Her plans include establishing a National Reconciliation and Peace Center as secretariat. On May 14 she was joined by U Tin Myo Win, her personal doctor and peace process liaison officer, on a visit to the former Myanmar Peace Centre (MPC) in Yangon which was dissolved by then-president U Thein Sein at the end of his administration.

Assets of the MPC were transferred by presidential decree to new institutions to be run by former officials and advisers. The European Union has been negotiating for internationally donated assets to be transferred to the government’s new centre.

U Zaw Htay, government spokesperson, said the state counsellor heard explanations from former MPC personnel on the process of transferring initiatives and assets in the state-owned compound.

Snr Gen Min Aung Hlaing said the 1947 Panglong conference was held to unify the country with the ethnic nationalities and that the 21st-century Panglong conference should be held for the same purpose. But, according to Myawaddy, he warned the ethnic groups to work for the country and not seek political advantage from the process.

Last October’s nationwide ceasefire pact was signed by just eight ethnic armed groups, with only two of serious military relevance. Myanmar’s biggest non-state groups, including the United Wa State Army (UWSA) and the Kachin Independence Army, stayed out of the accord, citing exclusion of the three allied armed groups as the reason.

Snr Gen Min Aung Hlaing explicitly ruled out groups taking part in political dialogue without first signing the nationwide ceasefire deal, as the UWSA wants.

He also said the eight ethnic groups that signed the nationwide agreement would have to engage in a process of DDR-SSR: disarmament, demobilisation and reintegration, and security sector reform.

U Than Soe Naing, a political commentator, said he had seen a slight positive shift in the military’s stance toward reconciling with the non-signatory groups.

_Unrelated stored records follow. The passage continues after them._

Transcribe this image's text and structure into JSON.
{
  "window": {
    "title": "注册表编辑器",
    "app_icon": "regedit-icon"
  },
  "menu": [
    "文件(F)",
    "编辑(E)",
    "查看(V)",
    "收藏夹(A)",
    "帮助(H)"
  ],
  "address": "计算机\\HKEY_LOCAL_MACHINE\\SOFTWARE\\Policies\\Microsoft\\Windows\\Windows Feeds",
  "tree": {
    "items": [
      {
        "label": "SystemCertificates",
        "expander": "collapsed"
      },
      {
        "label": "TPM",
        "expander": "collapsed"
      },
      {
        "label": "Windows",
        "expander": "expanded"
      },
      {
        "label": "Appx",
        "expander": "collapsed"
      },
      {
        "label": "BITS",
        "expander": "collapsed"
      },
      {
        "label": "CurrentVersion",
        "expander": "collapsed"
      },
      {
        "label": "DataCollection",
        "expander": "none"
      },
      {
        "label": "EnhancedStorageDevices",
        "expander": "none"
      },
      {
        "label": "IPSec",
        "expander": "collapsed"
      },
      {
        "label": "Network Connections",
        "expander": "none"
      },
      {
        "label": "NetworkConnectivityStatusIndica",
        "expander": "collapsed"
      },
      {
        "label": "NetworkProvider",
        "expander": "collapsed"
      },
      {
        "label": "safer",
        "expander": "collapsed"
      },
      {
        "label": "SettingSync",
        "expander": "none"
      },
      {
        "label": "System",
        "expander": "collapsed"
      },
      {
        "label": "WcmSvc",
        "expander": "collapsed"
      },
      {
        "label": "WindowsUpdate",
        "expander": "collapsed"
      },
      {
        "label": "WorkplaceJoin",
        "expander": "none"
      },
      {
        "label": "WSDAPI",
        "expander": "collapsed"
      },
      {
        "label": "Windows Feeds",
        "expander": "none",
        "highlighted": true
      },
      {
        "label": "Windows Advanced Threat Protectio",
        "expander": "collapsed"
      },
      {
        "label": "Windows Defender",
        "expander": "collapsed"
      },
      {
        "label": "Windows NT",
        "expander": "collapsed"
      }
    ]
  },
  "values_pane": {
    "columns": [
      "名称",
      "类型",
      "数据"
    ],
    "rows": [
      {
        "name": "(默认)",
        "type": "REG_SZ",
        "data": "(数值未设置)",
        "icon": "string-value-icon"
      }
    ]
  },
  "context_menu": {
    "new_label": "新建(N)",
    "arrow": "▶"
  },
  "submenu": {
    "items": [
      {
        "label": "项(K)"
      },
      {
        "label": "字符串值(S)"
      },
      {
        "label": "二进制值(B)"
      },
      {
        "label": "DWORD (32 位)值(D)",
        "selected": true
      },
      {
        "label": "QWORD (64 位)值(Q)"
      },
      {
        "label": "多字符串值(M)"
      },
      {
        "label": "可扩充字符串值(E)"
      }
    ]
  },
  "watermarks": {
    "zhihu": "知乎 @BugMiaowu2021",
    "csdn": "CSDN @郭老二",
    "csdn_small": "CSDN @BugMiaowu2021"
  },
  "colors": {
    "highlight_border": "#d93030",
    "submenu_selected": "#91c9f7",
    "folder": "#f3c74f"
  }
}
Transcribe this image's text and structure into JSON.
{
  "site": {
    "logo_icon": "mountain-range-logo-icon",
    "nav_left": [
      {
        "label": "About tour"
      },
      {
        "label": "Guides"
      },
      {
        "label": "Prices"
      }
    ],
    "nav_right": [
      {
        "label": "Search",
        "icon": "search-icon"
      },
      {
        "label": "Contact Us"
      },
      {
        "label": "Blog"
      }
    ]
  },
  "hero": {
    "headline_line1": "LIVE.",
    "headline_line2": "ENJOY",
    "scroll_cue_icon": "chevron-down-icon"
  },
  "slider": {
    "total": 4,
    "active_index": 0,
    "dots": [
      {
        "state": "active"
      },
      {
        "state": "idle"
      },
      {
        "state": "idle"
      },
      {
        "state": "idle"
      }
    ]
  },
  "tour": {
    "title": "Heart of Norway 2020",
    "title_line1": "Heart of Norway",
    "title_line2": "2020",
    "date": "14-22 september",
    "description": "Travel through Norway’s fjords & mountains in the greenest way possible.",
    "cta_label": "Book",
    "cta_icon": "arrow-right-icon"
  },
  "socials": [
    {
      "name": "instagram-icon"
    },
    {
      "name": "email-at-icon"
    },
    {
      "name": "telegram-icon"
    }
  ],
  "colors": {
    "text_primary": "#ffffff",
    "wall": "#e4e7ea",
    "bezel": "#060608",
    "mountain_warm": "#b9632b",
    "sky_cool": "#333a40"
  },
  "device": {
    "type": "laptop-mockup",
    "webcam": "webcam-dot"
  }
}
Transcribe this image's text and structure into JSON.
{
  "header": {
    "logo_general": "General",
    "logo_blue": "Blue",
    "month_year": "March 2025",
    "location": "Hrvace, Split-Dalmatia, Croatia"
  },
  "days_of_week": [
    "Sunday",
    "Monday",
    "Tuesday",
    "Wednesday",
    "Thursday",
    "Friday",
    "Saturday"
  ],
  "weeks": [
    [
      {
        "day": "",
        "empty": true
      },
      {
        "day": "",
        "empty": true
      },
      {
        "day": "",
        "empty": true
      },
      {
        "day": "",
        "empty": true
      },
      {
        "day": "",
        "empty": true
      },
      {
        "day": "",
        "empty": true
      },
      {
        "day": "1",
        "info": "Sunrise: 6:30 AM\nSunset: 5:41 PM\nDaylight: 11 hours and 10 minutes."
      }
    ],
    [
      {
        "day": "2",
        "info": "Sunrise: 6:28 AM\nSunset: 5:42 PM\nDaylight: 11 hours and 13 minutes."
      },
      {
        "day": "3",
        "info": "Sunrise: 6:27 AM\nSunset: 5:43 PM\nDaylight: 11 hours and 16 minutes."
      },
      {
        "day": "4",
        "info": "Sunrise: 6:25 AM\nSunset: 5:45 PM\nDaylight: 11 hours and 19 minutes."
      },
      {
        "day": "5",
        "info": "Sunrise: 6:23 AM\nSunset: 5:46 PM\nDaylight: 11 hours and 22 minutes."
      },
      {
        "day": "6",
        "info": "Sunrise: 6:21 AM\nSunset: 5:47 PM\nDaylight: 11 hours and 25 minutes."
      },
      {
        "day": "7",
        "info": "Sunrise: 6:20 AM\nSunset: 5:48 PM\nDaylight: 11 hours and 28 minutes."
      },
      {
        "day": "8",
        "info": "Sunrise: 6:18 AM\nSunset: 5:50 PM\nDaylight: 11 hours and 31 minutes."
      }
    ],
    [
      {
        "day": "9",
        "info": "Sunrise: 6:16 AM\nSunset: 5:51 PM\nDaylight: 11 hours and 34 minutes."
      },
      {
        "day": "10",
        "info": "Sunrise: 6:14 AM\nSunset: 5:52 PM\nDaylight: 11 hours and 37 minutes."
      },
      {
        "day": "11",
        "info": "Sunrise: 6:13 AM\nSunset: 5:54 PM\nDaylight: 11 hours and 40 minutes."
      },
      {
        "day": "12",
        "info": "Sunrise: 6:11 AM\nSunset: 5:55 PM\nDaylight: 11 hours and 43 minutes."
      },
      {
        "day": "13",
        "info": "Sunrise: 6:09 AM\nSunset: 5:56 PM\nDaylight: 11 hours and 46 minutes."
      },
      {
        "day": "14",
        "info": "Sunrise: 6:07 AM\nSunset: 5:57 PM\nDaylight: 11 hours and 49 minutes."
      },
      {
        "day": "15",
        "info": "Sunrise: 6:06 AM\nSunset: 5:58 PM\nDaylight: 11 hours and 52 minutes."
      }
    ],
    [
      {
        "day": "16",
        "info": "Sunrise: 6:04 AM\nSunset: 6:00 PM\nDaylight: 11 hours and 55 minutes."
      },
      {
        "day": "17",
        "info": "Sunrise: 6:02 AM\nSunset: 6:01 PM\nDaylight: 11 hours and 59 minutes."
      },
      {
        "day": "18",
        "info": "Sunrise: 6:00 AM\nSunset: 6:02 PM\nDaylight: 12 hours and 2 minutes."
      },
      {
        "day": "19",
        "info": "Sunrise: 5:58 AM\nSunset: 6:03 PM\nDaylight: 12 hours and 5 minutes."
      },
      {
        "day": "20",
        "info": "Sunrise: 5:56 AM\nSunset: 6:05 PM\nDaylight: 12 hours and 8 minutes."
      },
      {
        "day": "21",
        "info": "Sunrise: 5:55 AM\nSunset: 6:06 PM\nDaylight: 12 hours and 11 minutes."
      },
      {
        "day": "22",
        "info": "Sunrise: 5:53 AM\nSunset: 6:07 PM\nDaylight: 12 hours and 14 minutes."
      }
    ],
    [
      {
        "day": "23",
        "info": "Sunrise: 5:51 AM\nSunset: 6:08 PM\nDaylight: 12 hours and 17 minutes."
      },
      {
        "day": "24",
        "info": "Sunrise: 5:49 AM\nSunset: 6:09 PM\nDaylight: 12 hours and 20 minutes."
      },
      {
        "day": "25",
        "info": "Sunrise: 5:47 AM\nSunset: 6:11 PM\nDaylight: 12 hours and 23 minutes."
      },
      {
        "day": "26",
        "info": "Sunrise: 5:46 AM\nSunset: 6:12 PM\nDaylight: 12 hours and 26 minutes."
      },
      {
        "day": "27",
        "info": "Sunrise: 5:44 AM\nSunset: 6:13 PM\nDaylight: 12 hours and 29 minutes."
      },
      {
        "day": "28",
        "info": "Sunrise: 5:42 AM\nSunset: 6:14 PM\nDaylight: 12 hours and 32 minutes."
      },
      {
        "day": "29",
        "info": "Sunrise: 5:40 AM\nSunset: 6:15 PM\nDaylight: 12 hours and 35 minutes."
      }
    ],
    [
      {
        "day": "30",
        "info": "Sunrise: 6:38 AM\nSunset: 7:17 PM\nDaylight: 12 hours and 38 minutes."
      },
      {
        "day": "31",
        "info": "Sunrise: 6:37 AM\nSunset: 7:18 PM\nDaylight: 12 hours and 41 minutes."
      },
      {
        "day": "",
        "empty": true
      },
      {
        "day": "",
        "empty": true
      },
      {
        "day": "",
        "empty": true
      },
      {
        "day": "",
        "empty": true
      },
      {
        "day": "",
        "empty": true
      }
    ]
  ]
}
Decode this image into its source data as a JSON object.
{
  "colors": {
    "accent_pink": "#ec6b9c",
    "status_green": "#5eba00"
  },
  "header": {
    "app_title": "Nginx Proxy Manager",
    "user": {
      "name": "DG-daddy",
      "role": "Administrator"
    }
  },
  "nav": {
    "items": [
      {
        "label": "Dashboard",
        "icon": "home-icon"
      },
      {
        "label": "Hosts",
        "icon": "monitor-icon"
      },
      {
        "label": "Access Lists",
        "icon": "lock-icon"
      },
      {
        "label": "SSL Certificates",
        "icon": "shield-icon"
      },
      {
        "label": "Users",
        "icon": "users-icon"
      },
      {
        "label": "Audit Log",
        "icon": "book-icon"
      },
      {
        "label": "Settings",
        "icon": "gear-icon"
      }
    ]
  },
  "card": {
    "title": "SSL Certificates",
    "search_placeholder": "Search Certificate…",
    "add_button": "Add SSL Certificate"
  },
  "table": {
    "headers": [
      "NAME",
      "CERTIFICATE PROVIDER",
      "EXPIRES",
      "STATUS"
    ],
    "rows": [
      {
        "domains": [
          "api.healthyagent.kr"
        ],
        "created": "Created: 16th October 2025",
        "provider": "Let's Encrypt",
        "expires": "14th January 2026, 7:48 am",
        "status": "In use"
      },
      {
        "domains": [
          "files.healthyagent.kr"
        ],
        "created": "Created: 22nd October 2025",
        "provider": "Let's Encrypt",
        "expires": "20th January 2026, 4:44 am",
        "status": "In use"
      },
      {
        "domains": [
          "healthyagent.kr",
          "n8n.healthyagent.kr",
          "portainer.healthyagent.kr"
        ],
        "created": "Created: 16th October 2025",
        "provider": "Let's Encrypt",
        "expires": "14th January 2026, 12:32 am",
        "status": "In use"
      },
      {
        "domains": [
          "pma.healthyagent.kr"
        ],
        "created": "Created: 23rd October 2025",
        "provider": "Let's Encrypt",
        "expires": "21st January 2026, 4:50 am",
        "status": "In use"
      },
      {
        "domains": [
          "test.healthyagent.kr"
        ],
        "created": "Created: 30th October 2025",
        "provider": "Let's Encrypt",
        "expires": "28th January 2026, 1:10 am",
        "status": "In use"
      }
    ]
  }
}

“It does not mean that the groups have to surrender their arms to the Tatmadaw. But they have to surrender their mindset and principles of solving political problems by means of arms. Within five years after having initial steps, DDR-SSR processes are inevitable,” he said.

But he also questioned the contradictions between the military’s talk of peace while continuing offensives in border areas.

Tar Pan La, head of the TNLA foreign relations department, told The Myanmar Times that the Tatmadaw should change its own mindset. Calls to surrender arms or principles would not work, he said.

The former Palaung State Liberation Army had surrendered arms to the government in 2005, he noted. “But it did not solve the political problems and ethnic equality issues. As it did not work, under such circumstances, we are doing what we can to achieve our political goals,” he said, referring to a rift within the ethnic Ta’ang that led to the formation of the TNLA which continued its conflict.